socket.onmessage = function(event) {

$('#send').click(function(e) {
    var message = $('#message').val();

The first thing to do is to subscribe to new events, join the room, and send down the archive. Here is what websocket.go looks like:

func (c WebSocket) RoomSocket(user string, ws *websocket.Conn) revel.Result {
	// Join the room.
	subscription := chatroom.Subscribe()
	defer subscription.Cancel()

	defer chatroom.Leave(user)

	// Send down the archive.
	for _, event := range subscription.Archive {
		if websocket.JSON.Send(ws, &event) != nil {
			// They disconnected
			return nil

Next, we have to listen for new events from the subscription. However, the websocket library only provides a blocking call to get a new frame. To select between them, we have to wrap it (websocket.go):

// In order to select between websocket messages and subscription events, we
// need to stuff websocket events into a channel.
newMessages := make(chan string)
go func() {
    var msg string
    for {
        err := websocket.Message.Receive(ws, &msg)
        if err != nil {
        newMessages <- msg

Now we can select for new websocket messages on the newMessages channel.

The last bit does exactly that -- it waits for a new message from the websocket (if the user has said something) or from the subscription (someone else in the chat room has said something) and propagates the message to the other.

// Now listen for new events from either the websocket or the chatroom.
for {
    select {
    case event := <-subscription.New:
        if websocket.JSON.Send(ws, &event) != nil {
            // They disconnected.
            return nil
    case msg, ok := <-newMessages:
        // If the channel is closed, they disconnected.
        if !ok {
            return nil

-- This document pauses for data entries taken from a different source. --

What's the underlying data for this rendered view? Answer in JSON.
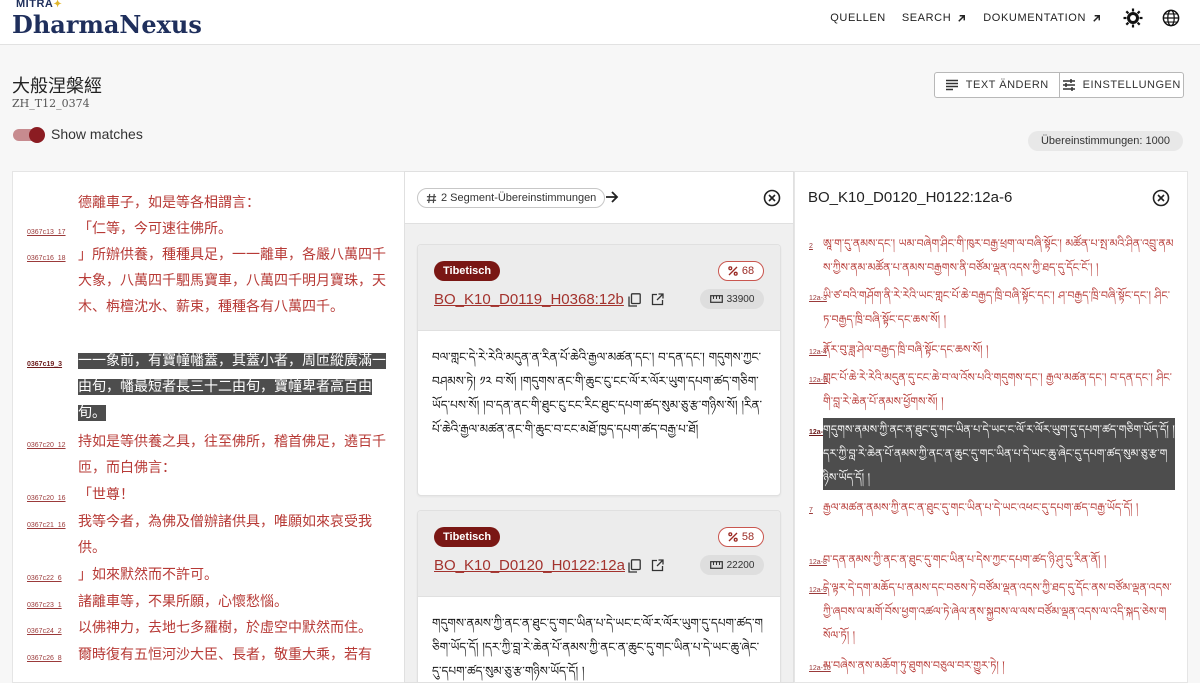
{
  "header": {
    "logo_top": "MITRA",
    "logo_name": "DharmaNexus",
    "nav": [
      {
        "label": "QUELLEN",
        "arrow": false
      },
      {
        "label": "SEARCH",
        "arrow": true
      },
      {
        "label": "DOKUMENTATION",
        "arrow": true
      }
    ]
  },
  "document": {
    "title": "大般涅槃經",
    "id": "ZH_T12_0374"
  },
  "toolbar": {
    "change_text_label": "TEXT ÄNDERN",
    "settings_label": "EINSTELLUNGEN",
    "show_matches_label": "Show matches",
    "show_matches_on": true,
    "match_count_label": "Übereinstimmungen: 1000"
  },
  "left_rows": [
    {
      "ref": "",
      "text": "德離車子，如是等各相謂言：",
      "hl": false
    },
    {
      "ref": "0367c13_17",
      "text": "「仁等，今可速往佛所。",
      "hl": false
    },
    {
      "ref": "0367c16_18",
      "text": "」所辦供養，種種具足，一一離車，各嚴八萬四千大象，八萬四千駟馬寶車，八萬四千明月寶珠，天木、栴檀沈水、薪束，種種各有八萬四千。",
      "hl": false
    },
    {
      "ref": "0367c19_3",
      "text": "一一象前，有寶幢幡蓋，其蓋小者，周匝縱廣滿一由旬，幡最短者長三十二由旬，寶幢卑者高百由旬。",
      "hl": true
    },
    {
      "ref": "0367c20_12",
      "text": "持如是等供養之具，往至佛所，稽首佛足，遶百千匝，而白佛言：",
      "hl": false
    },
    {
      "ref": "0367c20_16",
      "text": "「世尊！",
      "hl": false
    },
    {
      "ref": "0367c21_16",
      "text": "我等今者，為佛及僧辦諸供具，唯願如來哀受我供。",
      "hl": false
    },
    {
      "ref": "0367c22_6",
      "text": "」如來默然而不許可。",
      "hl": false
    },
    {
      "ref": "0367c23_1",
      "text": "諸離車等，不果所願，心懷愁惱。",
      "hl": false
    },
    {
      "ref": "0367c24_2",
      "text": "以佛神力，去地七多羅樹，於虛空中默然而住。",
      "hl": false
    },
    {
      "ref": "0367c26_8",
      "text": "爾時復有五恒河沙大臣、長者，敬重大乘，若有",
      "hl": false
    }
  ],
  "middle": {
    "segment_label": "2 Segment-Übereinstimmungen",
    "cards": [
      {
        "language": "Tibetisch",
        "percent": "68",
        "link": "BO_K10_D0119_H0368:12b",
        "length": "33900",
        "text": "བལ་གླང་དེ་རེ་རེའི་མདུན་ན་རིན་པོ་ཆེའི་རྒྱལ་མཚན་དང་། བ་དན་དང་། གདུགས་ཀྱང་བཤམས་ཏེ། ༡༢ བ་སོ། །གདུགས་ནང་གི་ཆུང་ངུ་ངང་ལོ་ར་ལོར་ཡུག་དཔག་ཚད་གཅིག་ཡོད་པས་སོ། །བ་དན་ནང་གི་ཐུང་ངུ་ངང་རིང་ཐུང་དཔག་ཚད་སུམ་ཅུ་རྩ་གཉིས་སོ། །རིན་པོ་ཆེའི་རྒྱལ་མཚན་ནང་གི་ཆུང་བ་ངང་མཐོ་ཁྱད་དཔག་ཚད་བརྒྱ་པ་ཐོ།"
      },
      {
        "language": "Tibetisch",
        "percent": "58",
        "link": "BO_K10_D0120_H0122:12a",
        "length": "22200",
        "text": "གདུགས་ནམས་ཀྱི་ནང་ན་ཐུང་དུ་གང་ཡིན་པ་དེ་ཡང་ང་ལོ་ར་ལོར་ཡུག་དུ་དཔག་ཚད་གཅིག་ཡོད་དོ། །དར་ཀྱི་བླ་རེ་ཆེན་པོ་ནམས་ཀྱི་ནང་ན་ཆུང་དུ་གང་ཡིན་པ་དེ་ཡང་ཆུ་ཞེང་དུ་དཔག་ཚད་སུམ་ཅུ་རྩ་གཉིས་ཡོད་དོ། །"
      }
    ]
  },
  "right": {
    "title": "BO_K10_D0120_H0122:12a-6",
    "rows": [
      {
        "ref": "2",
        "text": "ཨཱ་ག་དུ་ནམས་དང་། ཡམ་བཞེག་ཤིང་གི་ཁུར་བརྒྱ་ཕྲག་ལ་བཞི་སྟོང་། མཚོན་པ་སྤ་མའི་ཤིན་འབྲུ་ནམས་ཀྱིས་ནམ་མཚོན་པ་ནམས་བརྒྱགས་ནི་བཙོམ་ལྡན་འདས་ཀྱི་ཐད་དུ་དོང་ངོ་། །",
        "hl": false
      },
      {
        "ref": "12a-3",
        "text": "ཡི་ཙ་བའི་གཤོག་ནི་རེ་རེའི་ཡང་གླང་པོ་ཆེ་བརྒྱད་ཁྲི་བཞི་སྟོང་དང་། ཤ་བརྒྱད་ཁྲི་བཞི་སྟོང་དང་། ཤིང་ཏ་བརྒྱད་ཁྲི་བཞི་སྟོང་དང་ཆས་སོ། །",
        "hl": false
      },
      {
        "ref": "12a-4",
        "text": "ནོར་བུ་ཟླ་ཤེལ་བརྒྱད་ཁྲི་བཞི་སྟོང་དང་ཆས་སོ། །",
        "hl": false
      },
      {
        "ref": "12a-5",
        "text": "གླང་པོ་ཆེ་རེ་རེའི་མདུན་དུ་ངང་ཆེ་བ་ལ་འོས་པའི་གདུགས་དང་། རྒྱལ་མཚན་དང་། བ་དན་དང་། ཤིང་གི་བླ་རེ་ཆེན་པོ་ནམས་ཕྱོགས་སོ། །",
        "hl": false
      },
      {
        "ref": "12a-6",
        "text": "གདུགས་ནམས་ཀྱི་ནང་ན་ཐུང་དུ་གང་ཡིན་པ་དེ་ཡང་ང་ལོ་ར་ལོར་ཡུག་དུ་དཔག་ཚད་གཅིག་ཡོད་དོ། །དར་ཀྱི་བླ་རེ་ཆེན་པོ་ནམས་ཀྱི་ནང་ན་ཆུང་དུ་གང་ཡིན་པ་དེ་ཡང་ཆུ་ཞེང་དུ་དཔག་ཚད་སུམ་ཅུ་རྩ་གཉིས་ཡོད་དོ། །",
        "hl": true
      },
      {
        "ref": "7",
        "text": "རྒྱལ་མཚན་ནམས་ཀྱི་ནང་ན་ཐུང་དུ་གང་ཡིན་པ་དེ་ཡང་འཕང་དུ་དཔག་ཚད་བརྒྱ་ཡོད་དོ། །",
        "hl": false
      },
      {
        "ref": "12a-8",
        "text": "བ་དན་ནམས་ཀྱི་ནང་ན་ཐུང་དུ་གང་ཡིན་པ་དེས་ཀྱང་དཔག་ཚད་ཉི་ཤུ་དུ་རིན་ནོ། །",
        "hl": false
      },
      {
        "ref": "12a-9",
        "text": "དེ་ལྟར་དེ་དག་མཆོད་པ་ནམས་དང་བཅས་ཏེ་བཙོམ་ལྡན་འདས་ཀྱི་ཐད་དུ་དོང་ནས་བཙོམ་ལྡན་འདས་ཀྱི་ཞབས་ལ་མགོ་བོས་ཕྱག་འཚལ་ཏེ་ཞེལ་ནས་སྐྱབས་ལ་ལས་བཙོམ་ལྡན་འདས་ལ་འདི་སྐད་ཅེས་གསོལ་ཏོ། །",
        "hl": false
      },
      {
        "ref": "12a-10",
        "text": "མ་བཞེས་ནས་མཆོག་ཏུ་ཐུགས་བཅུལ་བར་གྱུར་ཏེ། །",
        "hl": false
      }
    ]
  }
}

        // Otherwise, say something.
        chatroom.Say(user, msg)
return nil


If we detect the websocket channel has closed, then we just return nil.